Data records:
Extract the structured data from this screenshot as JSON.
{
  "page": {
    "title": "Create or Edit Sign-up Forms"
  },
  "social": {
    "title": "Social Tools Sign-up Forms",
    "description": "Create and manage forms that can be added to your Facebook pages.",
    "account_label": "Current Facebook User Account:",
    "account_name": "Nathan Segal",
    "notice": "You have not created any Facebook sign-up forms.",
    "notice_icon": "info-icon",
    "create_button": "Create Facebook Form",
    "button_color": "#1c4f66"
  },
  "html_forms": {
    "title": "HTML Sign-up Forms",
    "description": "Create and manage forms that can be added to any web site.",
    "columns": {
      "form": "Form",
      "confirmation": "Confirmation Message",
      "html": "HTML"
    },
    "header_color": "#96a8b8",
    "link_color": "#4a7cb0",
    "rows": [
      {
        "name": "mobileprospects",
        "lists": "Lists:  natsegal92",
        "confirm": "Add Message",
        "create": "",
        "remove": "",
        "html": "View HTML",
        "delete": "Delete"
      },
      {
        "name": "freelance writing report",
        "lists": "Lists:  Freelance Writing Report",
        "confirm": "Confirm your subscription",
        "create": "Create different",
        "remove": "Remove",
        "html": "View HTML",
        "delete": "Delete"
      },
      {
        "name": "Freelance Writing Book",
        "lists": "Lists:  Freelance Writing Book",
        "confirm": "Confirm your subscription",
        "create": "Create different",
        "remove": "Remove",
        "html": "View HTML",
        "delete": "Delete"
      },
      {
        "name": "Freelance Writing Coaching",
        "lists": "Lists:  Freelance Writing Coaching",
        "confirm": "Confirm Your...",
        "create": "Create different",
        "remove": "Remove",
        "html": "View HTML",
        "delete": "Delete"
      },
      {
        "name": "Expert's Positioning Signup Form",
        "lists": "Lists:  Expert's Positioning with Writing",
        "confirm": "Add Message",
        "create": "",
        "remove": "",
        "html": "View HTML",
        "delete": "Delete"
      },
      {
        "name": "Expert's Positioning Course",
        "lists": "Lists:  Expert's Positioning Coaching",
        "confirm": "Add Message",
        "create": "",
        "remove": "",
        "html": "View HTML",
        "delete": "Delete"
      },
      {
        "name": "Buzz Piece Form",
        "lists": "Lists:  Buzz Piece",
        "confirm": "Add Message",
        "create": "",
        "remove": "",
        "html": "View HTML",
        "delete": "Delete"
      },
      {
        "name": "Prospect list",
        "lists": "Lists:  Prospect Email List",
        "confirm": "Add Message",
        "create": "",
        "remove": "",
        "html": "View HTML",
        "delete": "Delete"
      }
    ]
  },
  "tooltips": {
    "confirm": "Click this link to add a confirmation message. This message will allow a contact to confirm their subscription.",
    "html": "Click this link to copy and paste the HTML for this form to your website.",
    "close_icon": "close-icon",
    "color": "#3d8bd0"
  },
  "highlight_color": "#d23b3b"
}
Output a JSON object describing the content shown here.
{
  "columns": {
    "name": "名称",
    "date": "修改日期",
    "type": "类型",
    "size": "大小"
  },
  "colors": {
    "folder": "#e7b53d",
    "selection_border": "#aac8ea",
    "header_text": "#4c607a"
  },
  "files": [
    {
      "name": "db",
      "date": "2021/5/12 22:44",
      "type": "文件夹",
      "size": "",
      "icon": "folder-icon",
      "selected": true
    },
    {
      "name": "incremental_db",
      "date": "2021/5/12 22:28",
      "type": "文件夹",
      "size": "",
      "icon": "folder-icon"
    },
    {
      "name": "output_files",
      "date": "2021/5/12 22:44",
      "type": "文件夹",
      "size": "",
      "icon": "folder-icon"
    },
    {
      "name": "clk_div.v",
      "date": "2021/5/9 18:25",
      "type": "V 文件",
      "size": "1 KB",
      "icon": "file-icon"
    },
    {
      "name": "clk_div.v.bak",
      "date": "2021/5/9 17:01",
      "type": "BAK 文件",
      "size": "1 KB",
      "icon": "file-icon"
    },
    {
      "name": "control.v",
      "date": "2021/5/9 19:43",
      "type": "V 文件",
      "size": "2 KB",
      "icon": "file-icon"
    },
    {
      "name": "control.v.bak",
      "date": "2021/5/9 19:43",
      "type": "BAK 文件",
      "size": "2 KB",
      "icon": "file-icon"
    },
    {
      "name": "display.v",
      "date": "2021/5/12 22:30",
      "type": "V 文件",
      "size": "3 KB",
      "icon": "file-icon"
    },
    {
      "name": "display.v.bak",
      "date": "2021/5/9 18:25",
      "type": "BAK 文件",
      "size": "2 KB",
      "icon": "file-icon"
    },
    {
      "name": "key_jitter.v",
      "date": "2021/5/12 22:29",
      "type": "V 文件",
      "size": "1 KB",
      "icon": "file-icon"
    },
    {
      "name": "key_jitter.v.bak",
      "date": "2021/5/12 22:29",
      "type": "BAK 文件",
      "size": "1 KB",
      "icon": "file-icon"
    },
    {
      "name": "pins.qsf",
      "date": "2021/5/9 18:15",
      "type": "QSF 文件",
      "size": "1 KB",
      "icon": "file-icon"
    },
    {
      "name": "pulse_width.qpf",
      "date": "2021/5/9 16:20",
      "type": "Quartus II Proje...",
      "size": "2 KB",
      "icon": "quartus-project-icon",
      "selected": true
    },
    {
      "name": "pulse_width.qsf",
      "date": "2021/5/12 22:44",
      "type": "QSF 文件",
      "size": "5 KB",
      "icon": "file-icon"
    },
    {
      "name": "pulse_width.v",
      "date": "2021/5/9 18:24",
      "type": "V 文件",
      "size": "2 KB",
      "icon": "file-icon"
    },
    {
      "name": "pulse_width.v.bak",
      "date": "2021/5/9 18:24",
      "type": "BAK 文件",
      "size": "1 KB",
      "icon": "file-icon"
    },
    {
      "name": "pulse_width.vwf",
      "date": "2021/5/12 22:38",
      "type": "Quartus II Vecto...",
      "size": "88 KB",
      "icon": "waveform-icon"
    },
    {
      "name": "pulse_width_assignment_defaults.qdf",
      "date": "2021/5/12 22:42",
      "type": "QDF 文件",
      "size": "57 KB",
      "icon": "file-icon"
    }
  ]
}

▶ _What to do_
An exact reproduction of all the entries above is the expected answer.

▶ _Reply to the task_
Extract the structured data from this screenshot as JSON.
{
  "page": {
    "title": "Create or Edit Sign-up Forms"
  },
  "social": {
    "title": "Social Tools Sign-up Forms",
    "description": "Create and manage forms that can be added to your Facebook pages.",
    "account_label": "Current Facebook User Account:",
    "account_name": "Nathan Segal",
    "notice": "You have not created any Facebook sign-up forms.",
    "notice_icon": "info-icon",
    "create_button": "Create Facebook Form",
    "button_color": "#1c4f66"
  },
  "html_forms": {
    "title": "HTML Sign-up Forms",
    "description": "Create and manage forms that can be added to any web site.",
    "columns": {
      "form": "Form",
      "confirmation": "Confirmation Message",
      "html": "HTML"
    },
    "header_color": "#96a8b8",
    "link_color": "#4a7cb0",
    "rows": [
      {
        "name": "mobileprospects",
        "lists": "Lists:  natsegal92",
        "confirm": "Add Message",
        "create": "",
        "remove": "",
        "html": "View HTML",
        "delete": "Delete"
      },
      {
        "name": "freelance writing report",
        "lists": "Lists:  Freelance Writing Report",
        "confirm": "Confirm your subscription",
        "create": "Create different",
        "remove": "Remove",
        "html": "View HTML",
        "delete": "Delete"
      },
      {
        "name": "Freelance Writing Book",
        "lists": "Lists:  Freelance Writing Book",
        "confirm": "Confirm your subscription",
        "create": "Create different",
        "remove": "Remove",
        "html": "View HTML",
        "delete": "Delete"
      },
      {
        "name": "Freelance Writing Coaching",
        "lists": "Lists:  Freelance Writing Coaching",
        "confirm": "Confirm Your...",
        "create": "Create different",
        "remove": "Remove",
        "html": "View HTML",
        "delete": "Delete"
      },
      {
        "name": "Expert's Positioning Signup Form",
        "lists": "Lists:  Expert's Positioning with Writing",
        "confirm": "Add Message",
        "create": "",
        "remove": "",
        "html": "View HTML",
        "delete": "Delete"
      },
      {
        "name": "Expert's Positioning Course",
        "lists": "Lists:  Expert's Positioning Coaching",
        "confirm": "Add Message",
        "create": "",
        "remove": "",
        "html": "View HTML",
        "delete": "Delete"
      },
      {
        "name": "Buzz Piece Form",
        "lists": "Lists:  Buzz Piece",
        "confirm": "Add Message",
        "create": "",
        "remove": "",
        "html": "View HTML",
        "delete": "Delete"
      },
      {
        "name": "Prospect list",
        "lists": "Lists:  Prospect Email List",
        "confirm": "Add Message",
        "create": "",
        "remove": "",
        "html": "View HTML",
        "delete": "Delete"
      }
    ]
  },
  "tooltips": {
    "confirm": "Click this link to add a confirmation message. This message will allow a contact to confirm their subscription.",
    "html": "Click this link to copy and paste the HTML for this form to your website.",
    "close_icon": "close-icon",
    "color": "#3d8bd0"
  },
  "highlight_color": "#d23b3b"
}
Output a JSON object describing the content shown here.
{
  "columns": {
    "name": "名称",
    "date": "修改日期",
    "type": "类型",
    "size": "大小"
  },
  "colors": {
    "folder": "#e7b53d",
    "selection_border": "#aac8ea",
    "header_text": "#4c607a"
  },
  "files": [
    {
      "name": "db",
      "date": "2021/5/12 22:44",
      "type": "文件夹",
      "size": "",
      "icon": "folder-icon",
      "selected": true
    },
    {
      "name": "incremental_db",
      "date": "2021/5/12 22:28",
      "type": "文件夹",
      "size": "",
      "icon": "folder-icon"
    },
    {
      "name": "output_files",
      "date": "2021/5/12 22:44",
      "type": "文件夹",
      "size": "",
      "icon": "folder-icon"
    },
    {
      "name": "clk_div.v",
      "date": "2021/5/9 18:25",
      "type": "V 文件",
      "size": "1 KB",
      "icon": "file-icon"
    },
    {
      "name": "clk_div.v.bak",
      "date": "2021/5/9 17:01",
      "type": "BAK 文件",
      "size": "1 KB",
      "icon": "file-icon"
    },
    {
      "name": "control.v",
      "date": "2021/5/9 19:43",
      "type": "V 文件",
      "size": "2 KB",
      "icon": "file-icon"
    },
    {
      "name": "control.v.bak",
      "date": "2021/5/9 19:43",
      "type": "BAK 文件",
      "size": "2 KB",
      "icon": "file-icon"
    },
    {
      "name": "display.v",
      "date": "2021/5/12 22:30",
      "type": "V 文件",
      "size": "3 KB",
      "icon": "file-icon"
    },
    {
      "name": "display.v.bak",
      "date": "2021/5/9 18:25",
      "type": "BAK 文件",
      "size": "2 KB",
      "icon": "file-icon"
    },
    {
      "name": "key_jitter.v",
      "date": "2021/5/12 22:29",
      "type": "V 文件",
      "size": "1 KB",
      "icon": "file-icon"
    },
    {
      "name": "key_jitter.v.bak",
      "date": "2021/5/12 22:29",
      "type": "BAK 文件",
      "size": "1 KB",
      "icon": "file-icon"
    },
    {
      "name": "pins.qsf",
      "date": "2021/5/9 18:15",
      "type": "QSF 文件",
      "size": "1 KB",
      "icon": "file-icon"
    },
    {
      "name": "pulse_width.qpf",
      "date": "2021/5/9 16:20",
      "type": "Quartus II Proje...",
      "size": "2 KB",
      "icon": "quartus-project-icon",
      "selected": true
    },
    {
      "name": "pulse_width.qsf",
      "date": "2021/5/12 22:44",
      "type": "QSF 文件",
      "size": "5 KB",
      "icon": "file-icon"
    },
    {
      "name": "pulse_width.v",
      "date": "2021/5/9 18:24",
      "type": "V 文件",
      "size": "2 KB",
      "icon": "file-icon"
    },
    {
      "name": "pulse_width.v.bak",
      "date": "2021/5/9 18:24",
      "type": "BAK 文件",
      "size": "1 KB",
      "icon": "file-icon"
    },
    {
      "name": "pulse_width.vwf",
      "date": "2021/5/12 22:38",
      "type": "Quartus II Vecto...",
      "size": "88 KB",
      "icon": "waveform-icon"
    },
    {
      "name": "pulse_width_assignment_defaults.qdf",
      "date": "2021/5/12 22:42",
      "type": "QDF 文件",
      "size": "57 KB",
      "icon": "file-icon"
    }
  ]
}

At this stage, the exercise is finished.